Just as the heading says: How do we hyphenate (in the sense of: divide at the end of a line) the word configurable?

  • I was quite surprised that Merriam-Webster doesn't know that word.
  • The Oxford English Dictionary neither shows hyphenation nor syllabication.
  • Microsoft Word 2010 offers con-fig-u-ra-ble, which I believe to be incorrect since I have read somewhere that a- at the end of a line, followed by ble at the begin of the next line would mislead the reader in most cases, and that able therefore usually should be kept together.
  • hunspell (which drives most open-source projects like OpenOffice, LibreOffice, Firefox, Thunderbird and the like) says con+fig+urable, which I believe to be correct, but not complete.

My personal feeling is that it could be con+fig+ur+able, but as a native German speaker who never has been in a country where English is spoken as primary language, I am lost at this point.

Could somebody please help me out?


1 Answer 1


Hyphenation for breaking words across lines in English is quite arcane — see this question.

In AmE, it should be


We hyphenate configure as con-fig-ure, as dictionaries can tell you.
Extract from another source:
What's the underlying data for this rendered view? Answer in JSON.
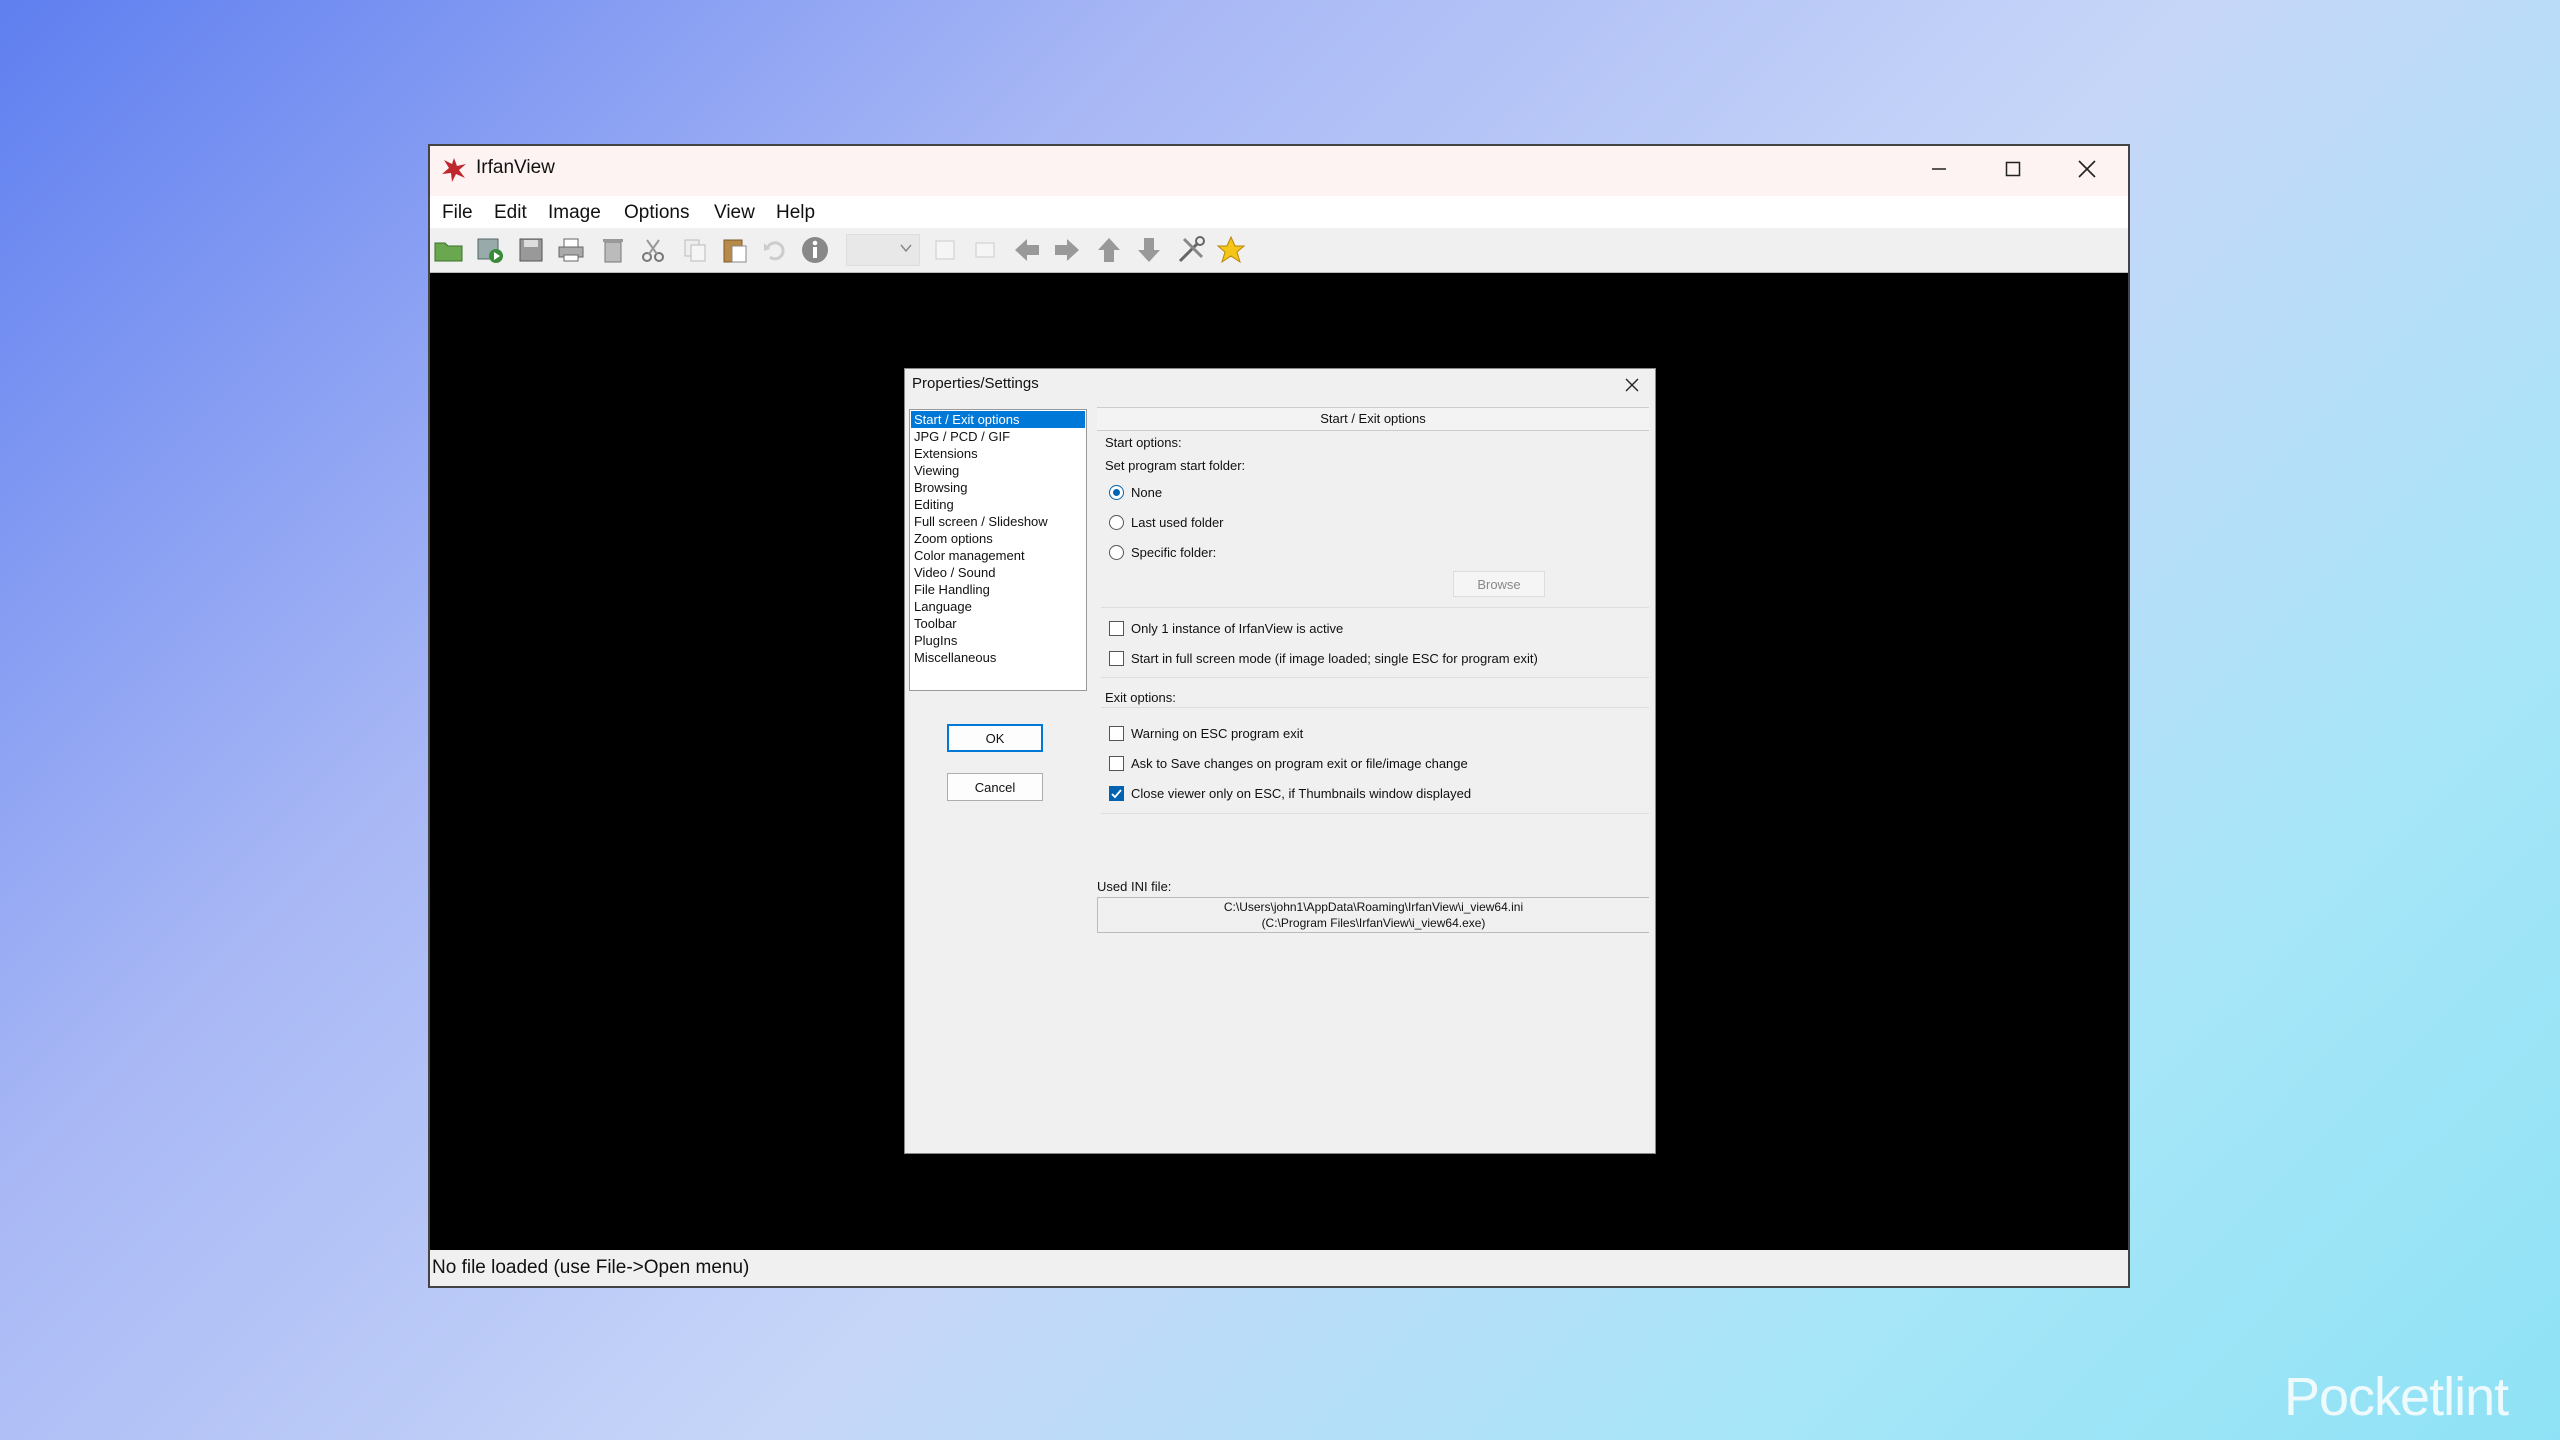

The ur should not be broken up because it's an r-influenced vowel, and American English doesn't usually break them up. And the ending should be hyphenated as in pleasurable (plea-sur-able), whose ending is pronounced the same.

British English hyphenates r-influenced vowels different from American English, and I don't know what the rules are. But I don't think anybody is going to object if you use the AmE hyphenation for this word.

  • Thank you very much, +1 and accepted. In fact, I am more after American English than after British English. So AmE does not keep able together in most cases? Could you please give a short explanation regarding the difference between configurable and pleasurablewith respect to the able (-ur-a-ble in one case and -ur-able in the other)?
    – Binarus
    Commented Aug 4, 2018 at 16:02
  • 1
    Actually, that was a typo. I meant to write -able. However, this depends on the dictionary. American Heritage Dictionary breaks these words -a-ble. But Merriam-Webster keeps -able together (which would be my recommendation). This discrepancy is why my answer was inconsistent. Commented Aug 4, 2018 at 16:06

Your Answer

By clicking “Post Your Answer”, you agree to our terms of service and acknowledge you have read our privacy policy.

Not the answer you're looking for? Browse other questions tagged or ask your own question.